If your speech loss never gets fully restored, there may be a light duty job you can do at your workplace. If this pays a lower amount than your previous wage you might be able to get it topped up with a partial disability payment.

This works out to be around 2/3 of the difference between the two wages. This could be paid up to 500 weeks.

Example of WC Claim For Loss of Speech

If you are totally disabled for 12 weeks and your weekly income is $800, 2/3 of $800 = $533 x 12 = $6,396

Medical Expenses

2 X doctor’s visits = $250

X-rays x 2=$300

Blood test = $200

Prescription medications = $200

Speech therapist x 12 =12X $150 = $1,800

Out of pocket expenses such as help with communication = $1,000

Total amount payable in workers’ compensation = $10,096

Lump Sum Settlements for Workers’ Compensation for Loss of Speech

If you prefer, you may be able to get your workers’ comp. payments paid in a lump sum. The settlement would be based on the same factors as weekly payments.

You will need accurate calculations for medical expenses now and into the future and the same calculation for wages. The lump sum payment can’t be more than your likely weekly work compensation benefits x 500 weeks.

You May Need a WC Attorney

It is never easy winning a favorable workers’ comp. settlement as your employer will try to pretend that your loss of speech isn’t anything to do with your job. A workers’ comp. attorney will make sure you have all the evidence available to prove the loss of speech was due to your job and will help to ensure you get the WC you are entitled to.

Don’t Face the Insurance Company Alone

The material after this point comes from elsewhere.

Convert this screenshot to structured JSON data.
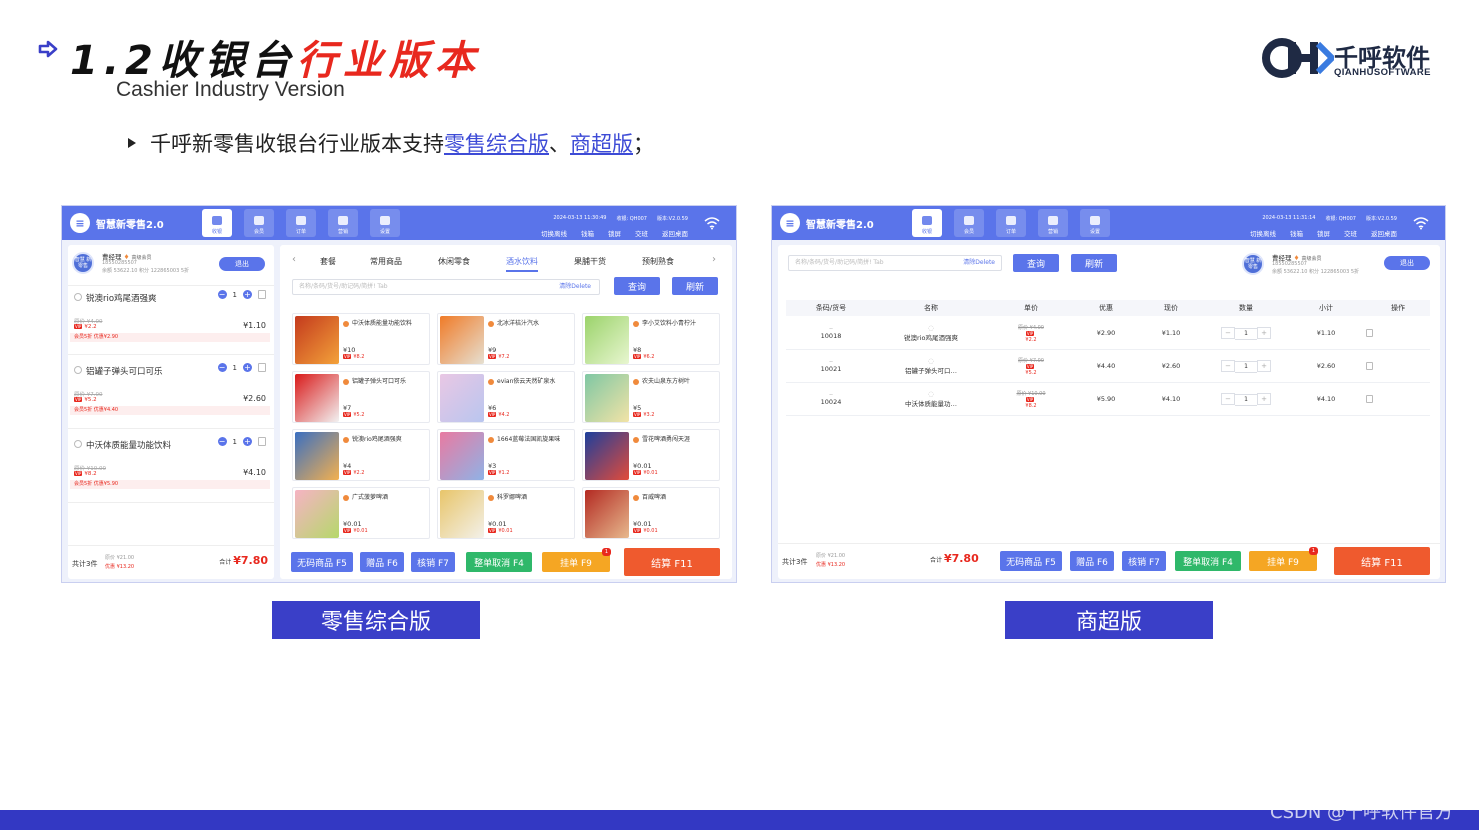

To ensure that you receive all of the workers’ compensation benefits for your speech loss that you rightfully deserve, do not delay and file a workers' compensation claim as soon as possible. With legal help, an experienced workers’ compensation attorney can deal with the insurance company on your behalf.